The day after meeting Professor Matsko, our group had the opportunity to meet with the director of UChicago Charter Schools, Mr. Shayne Evans. In contrast to past meetings where discussion revolved around what we should expect to accomplish several years down the road, we instead talked about what our group needed to get done during the summer.
Shayne placed much importance on solidifying our mission statement – what defines us, and more importantly, what sets us apart from other schools. Our mission statement should comprise of two parts:
1) A succinct and broader statement that represents who we are in a nutshell
2) A much more extensive statement that describes the structure of our school and curriculum in detail

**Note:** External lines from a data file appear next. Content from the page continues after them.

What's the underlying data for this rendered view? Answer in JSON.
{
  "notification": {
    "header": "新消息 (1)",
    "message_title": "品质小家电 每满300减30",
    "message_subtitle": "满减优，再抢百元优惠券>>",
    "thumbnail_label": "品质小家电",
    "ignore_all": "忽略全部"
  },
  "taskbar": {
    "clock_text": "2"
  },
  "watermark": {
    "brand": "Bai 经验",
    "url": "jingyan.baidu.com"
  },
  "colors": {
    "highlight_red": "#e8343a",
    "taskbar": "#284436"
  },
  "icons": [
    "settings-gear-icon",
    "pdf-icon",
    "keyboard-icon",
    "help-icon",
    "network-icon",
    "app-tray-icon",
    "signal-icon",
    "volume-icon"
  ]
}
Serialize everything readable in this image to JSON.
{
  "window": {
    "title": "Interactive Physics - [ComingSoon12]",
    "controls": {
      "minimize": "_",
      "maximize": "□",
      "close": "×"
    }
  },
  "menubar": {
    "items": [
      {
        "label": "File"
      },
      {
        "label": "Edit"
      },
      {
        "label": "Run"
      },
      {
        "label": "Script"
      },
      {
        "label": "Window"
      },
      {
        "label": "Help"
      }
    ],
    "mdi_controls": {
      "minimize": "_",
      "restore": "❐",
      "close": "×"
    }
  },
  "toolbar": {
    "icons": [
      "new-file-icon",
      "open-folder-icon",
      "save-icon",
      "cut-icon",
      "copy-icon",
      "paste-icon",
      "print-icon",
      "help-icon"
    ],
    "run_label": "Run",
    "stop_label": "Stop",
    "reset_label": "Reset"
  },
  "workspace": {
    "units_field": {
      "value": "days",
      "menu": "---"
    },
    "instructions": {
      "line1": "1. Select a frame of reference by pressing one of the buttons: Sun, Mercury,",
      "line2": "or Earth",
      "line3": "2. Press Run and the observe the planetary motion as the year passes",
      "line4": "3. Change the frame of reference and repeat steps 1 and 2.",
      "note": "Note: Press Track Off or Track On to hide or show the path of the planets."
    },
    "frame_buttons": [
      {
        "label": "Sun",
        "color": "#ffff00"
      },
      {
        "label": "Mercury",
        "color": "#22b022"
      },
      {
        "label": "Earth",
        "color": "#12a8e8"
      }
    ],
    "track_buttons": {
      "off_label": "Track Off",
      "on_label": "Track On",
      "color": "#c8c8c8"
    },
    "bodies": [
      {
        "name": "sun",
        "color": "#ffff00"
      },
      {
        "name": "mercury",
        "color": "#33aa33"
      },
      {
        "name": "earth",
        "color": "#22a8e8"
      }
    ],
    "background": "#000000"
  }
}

If there are issues with our program in the future (as there are sure to be), we need to be able to look at our statement as the guideline by which we make any decisions.
In addition, Mr. Evans also explained the importance of being distinguishable. Many schools try to do everything, and end up spreading themselves too thin. It is more effective to first become great at a few aspects in education, and then develop weaker areas as the school continues to develop. “Be strong at 2 or 3 things, good at 4 or 5, and work on improving everything else”.
That’s something that I hadn’t really considered when we first began constructing our school vision. With all of us bringing different perspectives to the table, I imagined that we would create some sort of conglomerated super-curriculum. Unfortunately, it’s not so simple. Especially as the charter school scene has become increasingly competitive, being “generically great” isn’t sufficient. Even if we were to create school with high marks across the board in all areas of education, we have to become distinguishable.
UChicago Charter School Woodlawn Campus (UCW), distinguishes itself from other schools through a focus on sending young historically underachieving African-American students to college. Starting in middle school, these students visit college campuses throughout the country. Banners of the most prestigious colleges in the nation are displayed in the hallways. Even the uniforms of these students are marked with the phrase “college-bound”. All of this is directed towards creating that environment, that attitude within students that they can go to college and succeed. ChiArts, the Chicago High School for the Arts, emphasis is on the visual and performing arts. They also have common core classes that other high schools have, but here the distinguishing feature is the emphasis on the arts.
What will people associate our school with?
To help us determine what that is and what our mission statement will be, every member of the Mosaic Educational Project will be making visits in the next two months to different schools around the nation, observing every aspect of how schools function. We will be talking with students, teachers, principals, policymakers, parents – anyone that is involved in the education of America’s youth.
Towards the end of our discussion, Mr. Evans told us that no matter what our statement and structure is, all of us have to commit to it 100 percent, even if it doesn’t match up exactly with everything we want in a school individually. 100 percent. Not 70, not 90, not almost 100. But 100 percent. We have to be able to market our vision to potential investors, parents, and to students. We have to convince teachers that our vision is one worth becoming a part of. If we can’t commit to our own mission, how do we convince others to trust us with their students?
For sure, it will be difficult, and I don’t know how far we will go. We have to be ready for the flame to go out over and over again, and still have the determination and creativity to rekindle that fire a different way every single time until we get it right. Considering how we have even gotten this far, and witnessing the energy and commitment that everyone has placed in this project up until now, I believe that this 100 percent mentality is in reachable territory.